Fashola, however, said the plan will depend on what the ministry gets when the 2017 budget is passed.
Fashola stated this while inspecting rehabilitation work of expansion joints on a section of the Third Mainland Bridge in Lagos.
"We now have a three-year plan affecting over 50 bridges across the country for maintenance, repair and restoration and it is going to cost about N270 billion," he said.
The minister, however, said the plan will depend on what the ministry gets when the 2017 budget is passed.
He said: "Our plan is to start with about N70 billion to N100 billion a year, starting with the very critical ones so that they don’t collapse and then we move to the less critical ones and then to the not too endangered ones.

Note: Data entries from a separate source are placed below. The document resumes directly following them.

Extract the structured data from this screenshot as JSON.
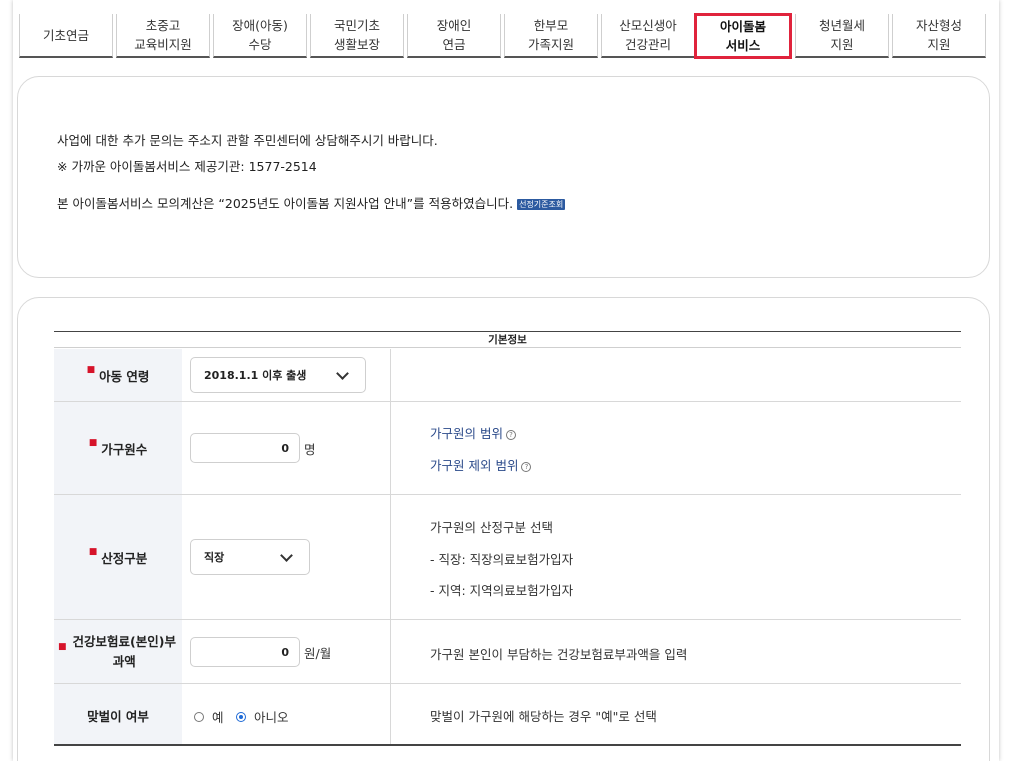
{
  "tabs": [
    {
      "line1": "기초연금",
      "line2": "",
      "active": false
    },
    {
      "line1": "초중고",
      "line2": "교육비지원",
      "active": false
    },
    {
      "line1": "장애(아동)",
      "line2": "수당",
      "active": false
    },
    {
      "line1": "국민기초",
      "line2": "생활보장",
      "active": false
    },
    {
      "line1": "장애인",
      "line2": "연금",
      "active": false
    },
    {
      "line1": "한부모",
      "line2": "가족지원",
      "active": false
    },
    {
      "line1": "산모신생아",
      "line2": "건강관리",
      "active": false
    },
    {
      "line1": "아이돌봄",
      "line2": "서비스",
      "active": true
    },
    {
      "line1": "청년월세",
      "line2": "지원",
      "active": false
    },
    {
      "line1": "자산형성",
      "line2": "지원",
      "active": false
    }
  ],
  "accent_color": "#e0233c",
  "info": {
    "line1": "사업에 대한 추가 문의는 주소지 관할 주민센터에 상담해주시기 바랍니다.",
    "line2": "※ 가까운 아이돌봄서비스 제공기관: 1577-2514",
    "line3": "본 아이돌봄서비스 모의계산은 “2025년도 아이돌봄 지원사업 안내”를 적용하였습니다.",
    "badge": "선정기준조회"
  },
  "form": {
    "section_title": "기본정보",
    "child_age": {
      "label": "아동 연령",
      "selected": "2018.1.1 이후 출생"
    },
    "household": {
      "label": "가구원수",
      "value": "0",
      "unit": "명",
      "link1": "가구원의 범위",
      "link2": "가구원 제외 범위"
    },
    "calc_type": {
      "label": "산정구분",
      "selected": "직장",
      "desc1": "가구원의 산정구분 선택",
      "desc2": "- 직장: 직장의료보험가입자",
      "desc3": "- 지역: 지역의료보험가입자"
    },
    "insurance": {
      "label": "건강보험료(본인)부과액",
      "value": "0",
      "unit": "원/월",
      "desc": "가구원 본인이 부담하는 건강보험료부과액을 입력"
    },
    "dual_income": {
      "label": "맞벌이 여부",
      "option_yes": "예",
      "option_no": "아니오",
      "selected": "아니오",
      "desc": "맞벌이 가구원에 해당하는 경우 \"예\"로 선택"
    }
  }
}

"We have surveyed all the bridges and we know what is needed and we just need appropriation approval. These kinds of assets are difficult to rebuild and our preoccupation now is to keep them in full and useful, repair, and maintenance for them to really achieve their useful life."
According to the minister, the section inspected on Tuesday is an alignment of the Lagos outer ring road.

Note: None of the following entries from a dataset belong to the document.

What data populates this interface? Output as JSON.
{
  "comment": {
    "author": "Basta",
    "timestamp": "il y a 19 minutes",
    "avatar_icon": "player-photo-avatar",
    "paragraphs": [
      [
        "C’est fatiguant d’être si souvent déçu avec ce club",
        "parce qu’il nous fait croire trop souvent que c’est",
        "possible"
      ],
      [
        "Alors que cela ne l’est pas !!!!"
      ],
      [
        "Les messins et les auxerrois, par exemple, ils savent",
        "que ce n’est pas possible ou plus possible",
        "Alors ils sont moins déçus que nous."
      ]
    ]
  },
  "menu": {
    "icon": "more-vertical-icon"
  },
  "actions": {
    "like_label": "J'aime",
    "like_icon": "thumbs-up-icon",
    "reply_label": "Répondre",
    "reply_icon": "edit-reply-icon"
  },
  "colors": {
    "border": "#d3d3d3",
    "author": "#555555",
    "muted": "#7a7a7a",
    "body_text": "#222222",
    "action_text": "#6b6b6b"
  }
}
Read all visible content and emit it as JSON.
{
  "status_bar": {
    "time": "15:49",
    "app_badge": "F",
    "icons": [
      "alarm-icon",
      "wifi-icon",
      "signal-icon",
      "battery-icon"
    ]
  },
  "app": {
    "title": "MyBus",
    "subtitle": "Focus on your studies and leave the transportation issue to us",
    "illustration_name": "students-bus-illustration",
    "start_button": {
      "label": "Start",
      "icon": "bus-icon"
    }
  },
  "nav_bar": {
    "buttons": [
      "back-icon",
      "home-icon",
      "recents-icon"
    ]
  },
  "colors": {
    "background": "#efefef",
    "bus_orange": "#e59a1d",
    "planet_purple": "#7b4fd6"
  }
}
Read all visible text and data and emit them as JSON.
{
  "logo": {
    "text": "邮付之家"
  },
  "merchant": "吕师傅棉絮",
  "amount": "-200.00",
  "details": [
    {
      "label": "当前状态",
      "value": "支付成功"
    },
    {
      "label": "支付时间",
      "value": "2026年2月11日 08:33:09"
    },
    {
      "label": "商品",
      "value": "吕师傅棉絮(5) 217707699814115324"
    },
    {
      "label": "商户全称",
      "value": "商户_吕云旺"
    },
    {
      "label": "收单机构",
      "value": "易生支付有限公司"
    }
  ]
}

He said the rehabilitation work was awarded some years back by the federal government when there was an indication of weak alignment on the Lagos Outer Ring Road.
He explained that the "Lagos Outer Ring Road is the beginning of what we turned to the Third Mainland Bridge. It ends just about here (Adeniji axis) from the outer Marina."
Fashola said the rehabilitation work being done by the contractor, Borini Prono Construction Company, was caused by ecological problems, erosion, and sand mining among others.
"So, sections of this road have moved as a result of sub-soil displacement and some work was awarded to correct it, but the contractor was telling me that it hasn’t been completed because they were not paid. So, they just got money when this administration resumed work," he said.
He further explained that "that is only part of the story; the other side of it is that most of the bridges built in the country in the last four to five decades have not been under any form of maintenance, structured or unstructured. What has been happening is that we wait until it gets bad, gets worse, and fails then we come and repair it.
"We intend to change that; you’ve seen what we have done with the Jaji Bridge; the Tambuwal Bridge in Kano, which the federal executive council just approved for repair; all emergency repair work also in Ijora, Lagos. We intend to change that if we get the cooperation from the National Assembly this year."
He added that now that the contractor has been remobilised to site, the rehabilitation is expected to be finished by November 2017.